MEXICO CITY (AP) – Mexico’s populist, nationalist leader has engaged in periodic quarrels with Spain, but relations reached a new low on Wednesday when President Andrés Manuel López Obrador said the two countries’ relations should be put on “pause”.

López Obrador made it sound sort of like a time-out for Spain, a country he had previously asked to apologise for the brutality of the 1521 Conquest of Mexico and centuries of colonial rule. Spain never did, and some have accused López Obrador of using the five-century-old issue to distract attention.

López Obrador didn’t explain exactly what a ‘pause’ would mean, but the proposal came at the end of a diatribe against Spanish energy companies he said had taken unfair advantage of private-sector openings in Mexico.

The president claimed they engaged in “robbery” and treated Mexico like “a conquered land”.

“Right now the relationship is not good,” López Obrador said at his daily news briefing. “I would like to put it on pause, until we can normalise it, that I think would be in the best interest of Mexicans and Spaniards.”

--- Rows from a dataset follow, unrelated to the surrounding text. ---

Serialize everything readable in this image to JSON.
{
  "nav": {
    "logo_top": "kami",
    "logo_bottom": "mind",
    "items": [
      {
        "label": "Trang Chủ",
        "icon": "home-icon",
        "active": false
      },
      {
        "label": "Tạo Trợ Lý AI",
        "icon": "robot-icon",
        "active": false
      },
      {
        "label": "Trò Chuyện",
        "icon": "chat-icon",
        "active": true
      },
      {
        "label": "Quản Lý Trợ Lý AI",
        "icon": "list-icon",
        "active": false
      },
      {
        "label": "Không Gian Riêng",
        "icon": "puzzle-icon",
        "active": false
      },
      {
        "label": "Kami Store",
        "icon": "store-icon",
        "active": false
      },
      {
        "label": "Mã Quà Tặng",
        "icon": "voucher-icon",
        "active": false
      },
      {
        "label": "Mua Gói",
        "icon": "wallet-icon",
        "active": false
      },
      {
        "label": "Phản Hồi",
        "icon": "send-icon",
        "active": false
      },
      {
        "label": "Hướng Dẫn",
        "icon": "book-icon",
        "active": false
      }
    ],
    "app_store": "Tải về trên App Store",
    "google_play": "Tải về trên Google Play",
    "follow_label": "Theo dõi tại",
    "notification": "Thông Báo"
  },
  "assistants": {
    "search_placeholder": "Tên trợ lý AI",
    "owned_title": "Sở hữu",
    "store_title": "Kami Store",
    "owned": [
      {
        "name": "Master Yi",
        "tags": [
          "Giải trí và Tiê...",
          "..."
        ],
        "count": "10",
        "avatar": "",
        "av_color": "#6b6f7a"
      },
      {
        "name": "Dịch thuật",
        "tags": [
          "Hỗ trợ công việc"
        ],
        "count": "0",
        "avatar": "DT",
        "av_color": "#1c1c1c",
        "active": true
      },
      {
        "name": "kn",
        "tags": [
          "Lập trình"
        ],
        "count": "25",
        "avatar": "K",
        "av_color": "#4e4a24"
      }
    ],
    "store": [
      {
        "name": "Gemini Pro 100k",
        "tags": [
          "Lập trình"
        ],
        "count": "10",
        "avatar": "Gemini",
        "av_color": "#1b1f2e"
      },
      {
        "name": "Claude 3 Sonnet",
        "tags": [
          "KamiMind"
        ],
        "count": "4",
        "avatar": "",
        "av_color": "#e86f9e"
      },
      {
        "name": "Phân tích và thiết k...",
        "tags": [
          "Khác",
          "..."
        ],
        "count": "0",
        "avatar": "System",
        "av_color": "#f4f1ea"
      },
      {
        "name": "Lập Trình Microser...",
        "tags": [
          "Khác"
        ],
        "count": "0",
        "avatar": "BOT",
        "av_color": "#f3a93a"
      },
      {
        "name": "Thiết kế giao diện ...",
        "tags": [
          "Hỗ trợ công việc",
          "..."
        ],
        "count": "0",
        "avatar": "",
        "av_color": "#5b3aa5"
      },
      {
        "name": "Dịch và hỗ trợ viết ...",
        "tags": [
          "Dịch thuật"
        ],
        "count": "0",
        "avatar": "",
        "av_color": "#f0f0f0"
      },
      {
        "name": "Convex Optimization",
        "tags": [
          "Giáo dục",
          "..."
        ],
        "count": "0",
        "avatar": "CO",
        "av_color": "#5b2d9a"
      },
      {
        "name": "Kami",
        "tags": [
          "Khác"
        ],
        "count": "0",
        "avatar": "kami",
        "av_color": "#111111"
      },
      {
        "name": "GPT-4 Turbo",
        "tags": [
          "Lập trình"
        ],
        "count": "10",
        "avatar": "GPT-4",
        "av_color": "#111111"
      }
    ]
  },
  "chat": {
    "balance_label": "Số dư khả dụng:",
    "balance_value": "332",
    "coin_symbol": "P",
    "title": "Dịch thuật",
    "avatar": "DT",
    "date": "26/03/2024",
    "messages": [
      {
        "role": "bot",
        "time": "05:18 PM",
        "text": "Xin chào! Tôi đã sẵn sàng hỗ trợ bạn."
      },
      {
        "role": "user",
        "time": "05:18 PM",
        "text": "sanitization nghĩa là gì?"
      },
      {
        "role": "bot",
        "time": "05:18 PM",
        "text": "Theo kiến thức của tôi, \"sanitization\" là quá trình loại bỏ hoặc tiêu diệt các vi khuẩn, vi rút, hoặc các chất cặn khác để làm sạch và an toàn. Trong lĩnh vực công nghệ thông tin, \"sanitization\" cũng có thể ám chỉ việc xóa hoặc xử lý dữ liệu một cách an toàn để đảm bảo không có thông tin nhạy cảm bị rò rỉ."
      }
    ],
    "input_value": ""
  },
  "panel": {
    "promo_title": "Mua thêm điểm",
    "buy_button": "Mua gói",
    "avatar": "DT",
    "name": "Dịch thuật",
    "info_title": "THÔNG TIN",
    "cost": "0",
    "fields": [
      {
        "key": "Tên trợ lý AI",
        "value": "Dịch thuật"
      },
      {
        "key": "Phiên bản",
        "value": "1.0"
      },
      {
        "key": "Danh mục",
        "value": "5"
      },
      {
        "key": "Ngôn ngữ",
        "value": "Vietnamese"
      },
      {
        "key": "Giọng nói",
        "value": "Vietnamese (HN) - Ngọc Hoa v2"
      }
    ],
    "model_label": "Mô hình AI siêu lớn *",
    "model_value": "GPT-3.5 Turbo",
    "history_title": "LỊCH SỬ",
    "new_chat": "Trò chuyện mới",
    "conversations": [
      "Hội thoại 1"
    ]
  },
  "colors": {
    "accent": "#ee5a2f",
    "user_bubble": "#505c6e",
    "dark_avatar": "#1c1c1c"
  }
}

Mexican President Andres Manuel Lopez Obrador. PHOTO: AP

“Let’s give ourselves a little time, a pause,” he said. “Maybe relations will be re-established when the administration changes.”

Spain’s Foreign Minister José Manuel Albares downplayed the Mexican president’s remarks, noting they were made “in an informal context, in answer to a journalist’s question, and so do not constitute and official position or statement”.

“You would have to ask President López Obrador what he meant by this,” Albares said.

Spanish energy companies like Repsol and Iberdrola took advantage of openings in the last decade that allowed private and foreign companies to build electrical power plants in Mexico, a sector once dominated by Mexico’s state-owned utility.

López Obrador is seeking to reverse those openings, because he said the state-owned company was put at a disadvantage with private firms. That proposed change has drawn concern about protecting the Spanish firms’ investments.